Stony Brook University, 2016

More than 1 in 3 adults aged over 18 years is now overweight.
WHO, 2014

More than 10% of the world’s population is now obese. Obesity levels have risen in all nations from 1980-2015 and at least doubled in 73 countries.
Institute of Health Metrics and Evaluation, University of Washington, 2017

One fifth of adults worldwide will be obese by 2025.
NCD Risk Factor Collaboration, 2016

When it comes to obesity, the “Anglo-Saxon” world is hit hardest: More than a quarter (50 million) of the world’s severely obese, and one-fifth (118 million) of the world’s obese adults, live in high-income, English-speaking countries: the U.S., the U.K., Australia, New Zealand, Canada and Ireland.
NCD Risk Factor Collaboration, 2016

Chronic conditions such as heart disease, stroke, high blood pressure, diabetes, obesity and cancer could be cut by at least in half if people adopted healthy lifestyles such as regular exercise, diets low in sodium and added sugars, and abstained from using tobacco.
American Journal of Preventive Medicine, 2015


The global cost of largely preventable chronic diseases (cardiovascular disease, chronic respiratory disease, cancer, diabetes, and mental health) could reach $47 trillion by 2030.
World Economic Forum, 2017

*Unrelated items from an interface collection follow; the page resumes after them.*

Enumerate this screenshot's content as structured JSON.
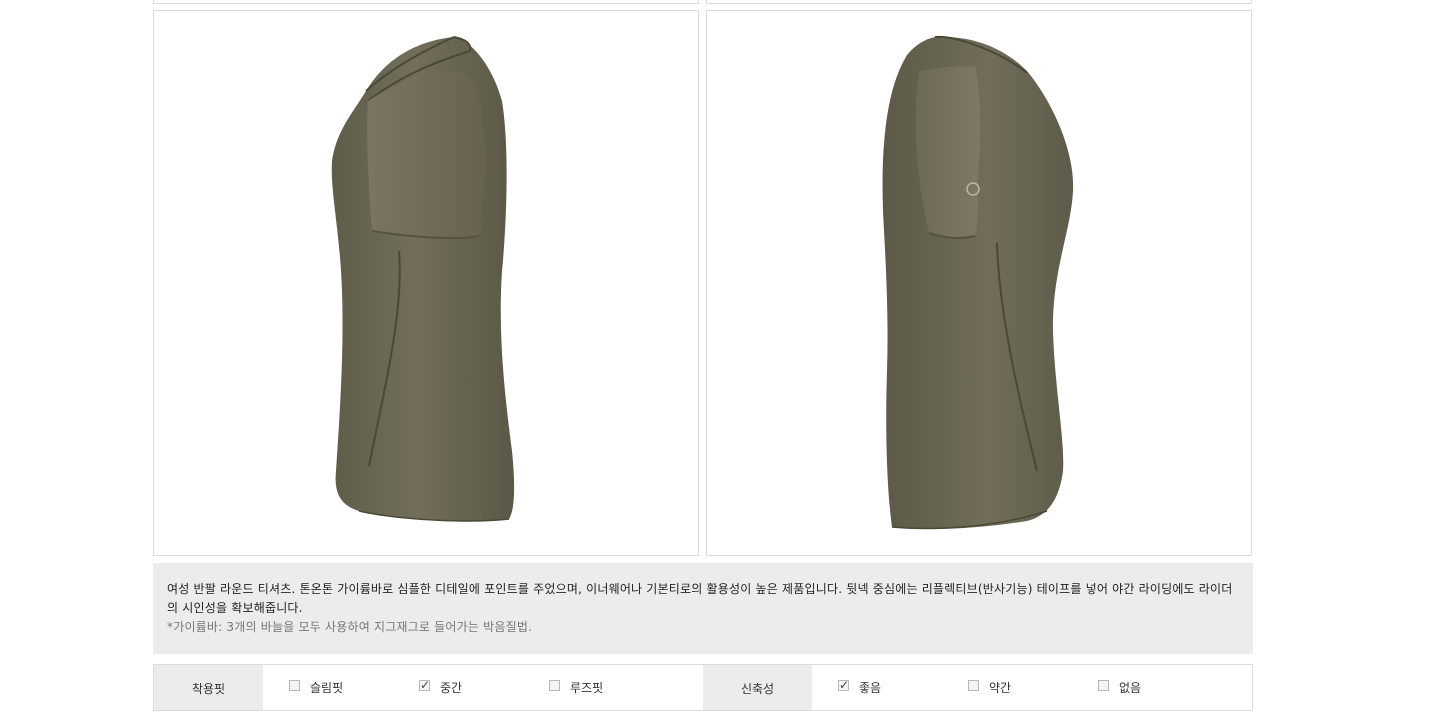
{
  "description": {
    "main": "여성 반팔 라운드 티셔츠. 톤온톤 가이륨바로 심플한 디테일에 포인트를 주었으며, 이너웨어나 기본티로의 활용성이 높은 제품입니다. 뒷넥 중심에는 리플렉티브(반사기능) 테이프를 넣어 야간 라이딩에도 라이더의 시인성을 확보해줍니다.",
    "note": "*가이륨바: 3개의 바늘을 모두 사용하여 지그재그로 들어가는 박음질법."
  },
  "colors": {
    "shirt": "#6f6b58",
    "shirt_dark": "#5c5948",
    "seam": "#4b4836",
    "panel_bg": "#ececec"
  },
  "spec": {
    "fit": {
      "label": "착용핏",
      "options": [
        {
          "label": "슬림핏",
          "checked": false
        },
        {
          "label": "중간",
          "checked": true
        },
        {
          "label": "루즈핏",
          "checked": false
        }
      ]
    },
    "stretch": {
      "label": "신축성",
      "options": [
        {
          "label": "좋음",
          "checked": true
        },
        {
          "label": "약간",
          "checked": false
        },
        {
          "label": "없음",
          "checked": false
        }
      ]
    }
  }
}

In a very conservative estimate, physical inactivity now costs the world $67.5 billion a year– and this is only measuring 5 of 22 diseases directly linked to physical inactivity. The real costs are likely to be two to three times higher.
Univ. of Sydney, 2016

The total economic cost of smoking (health expenditures and productivity) totaled $1.44 trillion in 2012, or nearly 2% of the world’s annual GDP.
WHO & American Cancer Society, 2017

“By investing just $1-3 dollars per person per year, countries can dramatically reduce illness and death from largely preventable NCDs.”
WHO Director-General, 2016

Yet, less than 2% of international development assistance for health goes to fight NCDs.
WHO, 2017


The Causes of Preventable Disease


Globally, 1 in 4 adults is not physically active enough. In high-income countries, 26% of men and 35% of women are insufficiently physically active, as compared to 12% of men and 24% of women in low-income countries.
WHO, 2017

More than 80% of the world’s adolescent population is insufficiently physically active.
WHO, 2017


Poor diet (low in whole grains, fruit, nuts, seeds and fish oils and high in salt and sugar) is a factor in 1 in 5 deaths around the world.
Institute of Health Metrics and Evaluation, University of Washington, 2017

Diet is the second highest risk factor for early death, after smoking.
Institute of Health Metrics and Evaluation, University of Washington, 2017)

11% of the world’s population was undernourished in 2016.
Institute of Health Metrics and Evaluation, University of Washington, 2017


More than a billion people worldwide live with mental health and substance misuse disorders. Depression is one of the top 10 causes of ill health in all but four countries.
Institute of Health Metrics and Evaluation at the University of Washington, 2017

Depressive disorders ranked as the third leading cause of the global burden of disease in 2004, but will move into first place by 2030.
WHO, 2012 

When it comes to happiness, humanity is only about halfway up the ladder, with an average global happiness score
of 5.3 out of 10.
UN’s World Happiness Report, 2017


Environmental pollution is now responsible for 16% of all world deaths: killing 3X more people than AIDS, tuberculosis and malaria combined and 15X more than wars and all other forms of violence.
Simon Fraser University, 2017

Twelve million people die annually as a result of living or working in an unhealthy environment (from exposure to air and water pollution, climate change and chemicals). That’s almost one in four of global deaths.
WHO, 2017

Every year, environmental pollutants kill an estimated 1.7 million children under the age of five. That means one in four deaths for children aged one month to five-years-old.
WHO, 2017


Worldwide, the cost of unwell workers represents 10-15% of global economic output. In the U.S. alone, an unhealthy workforce costs $2.2 trillion annually – a staggering 12 percent of GDP.
Global Wellness Institute, 2016